But Warren pulled a George Jones and was a no show. I think we can give him the benefit of the doubt, what with all those sermons, etc, fatigue likely played a role in his failing to appear. Yet the explanation by a staffer sent to Politico is so delicious because it again proves that, particularly with e-mail, the longer the message, the more likely you will say something you will regret later on. Consider, my friends, this line in the missive:

“Throughout his pastoral ministry spanning nearly 30 years, Pastor Warren has remained committed to the biblical definition of marriage as between one man and one woman, for life -- a position held by most fellow Evangelical pastors. He has further stressed that for 5,000 years, EVERY culture and EVERY religion has maintained this worldview.”

For 5,000 years, eh? One man, one woman, eh? Does this wonk even know his Bible? Abraham must be rolling in his grave. And good King Solomon as well. Gee, and I wonder what Islam has to say about this. Being a practicing Buddhist, I am aware that the Buddha gave no specific teaching about marriage, defining it clearly as one man, one woman, given the fact that, ummm, less than 5,000 years ago it was not uncommon for South Asian men of wealth to have more than one wife. And oh yes, the Chinese have had a long tradition of multiple wives. I bet that goes back further than 5,000 years.

I’m sorry, but these guys simply do not know what they are talking about. They don’t even know their own religious heritage, let alone anything else about any other culture.

Sunday, April 5, 2009

Iowa decision deliciously unsurprising

Alright, I admit that I’ve been a bit slow to post about the recent Iowa Supreme Court decision, which struck down that state’s legislative ban against same-sex marriage. Yes, it’s huge news.
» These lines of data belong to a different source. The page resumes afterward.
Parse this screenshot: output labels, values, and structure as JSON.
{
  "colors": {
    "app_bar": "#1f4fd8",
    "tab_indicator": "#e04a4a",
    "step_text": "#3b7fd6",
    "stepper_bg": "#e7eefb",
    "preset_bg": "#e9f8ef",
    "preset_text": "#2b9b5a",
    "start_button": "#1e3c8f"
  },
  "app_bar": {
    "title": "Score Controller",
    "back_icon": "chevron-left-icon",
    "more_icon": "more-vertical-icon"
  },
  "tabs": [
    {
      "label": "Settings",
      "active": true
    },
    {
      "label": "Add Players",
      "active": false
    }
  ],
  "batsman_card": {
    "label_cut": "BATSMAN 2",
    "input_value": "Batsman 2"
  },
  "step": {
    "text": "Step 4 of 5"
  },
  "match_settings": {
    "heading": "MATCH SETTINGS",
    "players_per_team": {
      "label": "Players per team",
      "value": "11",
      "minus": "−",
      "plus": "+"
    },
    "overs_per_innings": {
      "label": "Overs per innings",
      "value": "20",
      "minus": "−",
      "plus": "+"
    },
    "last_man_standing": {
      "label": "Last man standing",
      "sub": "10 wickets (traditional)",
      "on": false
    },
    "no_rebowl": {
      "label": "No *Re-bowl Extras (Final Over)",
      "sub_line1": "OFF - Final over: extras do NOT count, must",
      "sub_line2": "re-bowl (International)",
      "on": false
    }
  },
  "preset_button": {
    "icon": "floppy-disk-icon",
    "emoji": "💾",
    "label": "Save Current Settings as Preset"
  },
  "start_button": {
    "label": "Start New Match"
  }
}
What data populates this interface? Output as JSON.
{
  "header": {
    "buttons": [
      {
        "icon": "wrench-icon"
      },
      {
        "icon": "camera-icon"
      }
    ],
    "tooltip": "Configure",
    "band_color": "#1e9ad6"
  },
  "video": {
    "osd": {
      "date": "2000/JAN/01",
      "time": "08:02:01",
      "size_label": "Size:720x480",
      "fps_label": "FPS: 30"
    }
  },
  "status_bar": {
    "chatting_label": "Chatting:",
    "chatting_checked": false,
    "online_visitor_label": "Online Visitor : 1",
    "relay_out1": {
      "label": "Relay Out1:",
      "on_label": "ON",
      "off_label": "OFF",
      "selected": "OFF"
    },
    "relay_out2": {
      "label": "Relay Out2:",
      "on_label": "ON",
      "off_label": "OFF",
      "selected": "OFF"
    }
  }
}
And every blogger in the world had something up about the decision immediately. Except me.

Not that I wasn’t excited. I am very excited about the ruling. And I am also very excited about the fact that same-sex couples will be allowed to marry in Iowa for probably two years before any effort can successfully get a constitutional amendment on the state ballot to rescind the decision. By that time, what would be the point of such a constitutional amendment? It certainly would not be an altruistic desire to protect marriage. By that time, such a move would be rightfully perceived as the bigoted move it was from the start.

What I found intriguing about the unanimous ruling was how the court pointedly opined that it could see no benefit to the state in maintaining a ban against same-sex marriage, marking the legislation for what it was: a cowardly attempt to keep down “a historically disfavored class.”

These justices aren’t afraid of upholding the law. I saw that in 1998 when the court issued a monumental decision in the case of Bormann v. Kossuth County, a decision that it upheld in 2004 in Gacke v. Pork Xtra. Now you may be wondering, “what do two agricultural cases have to do with gay marriage?”

The short answer is nothing. However, what is relevant is the fact that the Iowa Supreme Court has shown a decisive tendency to pay attention to what the law says, rather than to which party has the biggest bank roll. And in doing so, it has historically written very clear opinions so that its decisions will not likely be misinterpreted in the future. This is very good news in terms of the court’s decision Friday in Varnum, et al. v. Polk County.

In the Des Moines Register article I linked above, it was stated that Iowa was chosen for the same-sex marriage case because of “fair-mindedness of its residents and the courts.”

The fact that it could be as long as two years before anything can go before voters to overturn the ruling might have had something to do with the selection as well.